Meanwhile, the total number of weekly hours worked showed its largest annual decrease in 10 years. In the final week of March, the total number of hours worked was about 25% fewer than in other weeks within the quarter.
The number of job vacancies from February to April tumbled by 170,000 to 637,000 – a record quarterly fall. Without the extraordinary multi-billion government support package unemployment would have shot through the roof. However, the numbers will get worse with next month’s figures. The vacancy drop shows there are fewer jobs for those who do lose work, and there are real concerns as to what happens when the support starts to be phased out to end in October.
The 24.8% year-over-year drop in the three-month average measure of job vacancies in April – the steepest since October 2009 – shows that very few unemployed people will be able to find a job.
Therese Coffey, Secretary of State for Work and Pensions, told the BBC’s Today programme that the virus has caused an ‘unprecedented emergency’, adding: ‘I think we should be prepared for the unemployment rate to increase significantly.’ Labour Shadow Work and Pensions Secretary Jonathan Reynolds said the figures show ‘the severity of the crisis we are facing’. He added: ‘We support the changes the government has made so far during the outbreak, but they do not match the scale of the crisis.’
More than one-in-three 18 to 24-year-olds now earns less than before the coronavirus outbreak, the Resolution Foundation research shows. Around a quarter of 18 to 24-year-olds have been furloughed – meaning they do not work but their firms keep them on the books and the government covers 80% of their wages. A further 9% have lost their jobs altogether – the highest figure out of all age groups.
Industries that traditionally employ younger staff, such as pubs, restaurants and leisure centres, have remained shut throughout the UK’s eight-week lockdown, as have many shops. Employees across all age groups were found to be more likely to earn less than they did in January than earn more.

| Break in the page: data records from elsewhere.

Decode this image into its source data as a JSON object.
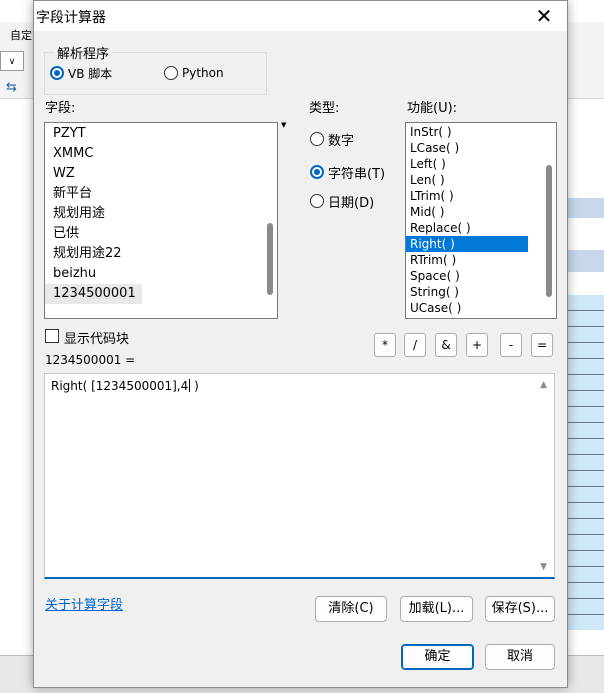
{
  "background": {
    "toolbar_label": "自定",
    "combo_arrow": "∨",
    "tool_icon": "⇆"
  },
  "dialog": {
    "title": "字段计算器",
    "close_glyph": "✕"
  },
  "parser": {
    "group_label": "解析程序",
    "options": [
      {
        "label": "VB 脚本",
        "checked": true
      },
      {
        "label": "Python",
        "checked": false
      }
    ]
  },
  "fields": {
    "label": "字段:",
    "items": [
      "PZYT",
      "XMMC",
      "WZ",
      "新平台",
      "规划用途",
      "已供",
      "规划用途22",
      "beizhu",
      "1234500001"
    ],
    "selected": "1234500001"
  },
  "type": {
    "label": "类型:",
    "options": [
      {
        "label": "数字",
        "checked": false
      },
      {
        "label": "字符串(T)",
        "checked": true
      },
      {
        "label": "日期(D)",
        "checked": false
      }
    ]
  },
  "functions": {
    "label": "功能(U):",
    "items": [
      "InStr( )",
      "LCase( )",
      "Left( )",
      "Len( )",
      "LTrim( )",
      "Mid( )",
      "Replace( )",
      "Right( )",
      "RTrim( )",
      "Space( )",
      "String( )",
      "UCase( )"
    ],
    "selected": "Right( )"
  },
  "show_codeblock": {
    "label": "显示代码块",
    "checked": false
  },
  "operators": [
    "*",
    "/",
    "&",
    "+",
    "-",
    "="
  ],
  "expression": {
    "label": "1234500001 =",
    "value": "Right( [1234500001],4 )",
    "value_before_caret": "Right( [1234500001],4",
    "value_after_caret": " )"
  },
  "footer": {
    "about_link": "关于计算字段",
    "clear_button": "清除(C)",
    "load_button": "加载(L)...",
    "save_button": "保存(S)...",
    "ok_button": "确定",
    "cancel_button": "取消"
  }
}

Those aged 35 to 44 were the least likely to have been furloughed or lost their jobs, with around 15% experiencing this since the outbreak began.
The Resolution Foundation, which studies earnings of lower and middle income workers, surveyed more than 6,000 UK adults at the beginning of May. The Health Foundation, the charity which funded the research, says it is concerned that the current crisis is magnifying the already-precarious employment conditions young people face.
The report found the scale of pay reductions during the crisis would have been greater were it not for the government’s Job Retention Scheme.
This scheme covers 80% of workers’ pay up to £2,500 per month and was recently extended to October. A quarter of the workforce, some 7.5 million people, are now covered by the arrangement, which has cost £14bn a month.
At the end of October over 11 million furloughed workers will be thrown to the wolves, it will be the greatest increase in mass unemployment in the UK ever.
It mirrors the more than 36 million people who are now filing for unemployment benefits in the US, representing almost a quarter of the American workforce.
It is being spelt out that in the most advanced countries, including the UK and the USA, there is no future for the working class and the youth. Now is the time to build the Young Socialists into a mass revolutionary youth movement that will mobilise masses of youth and inspire the working class to go forward.
Now is the time to build sections of the International Committee of the Fourth International in every country to lead the victory of the world socialist revolution, which began in 1917, to its victor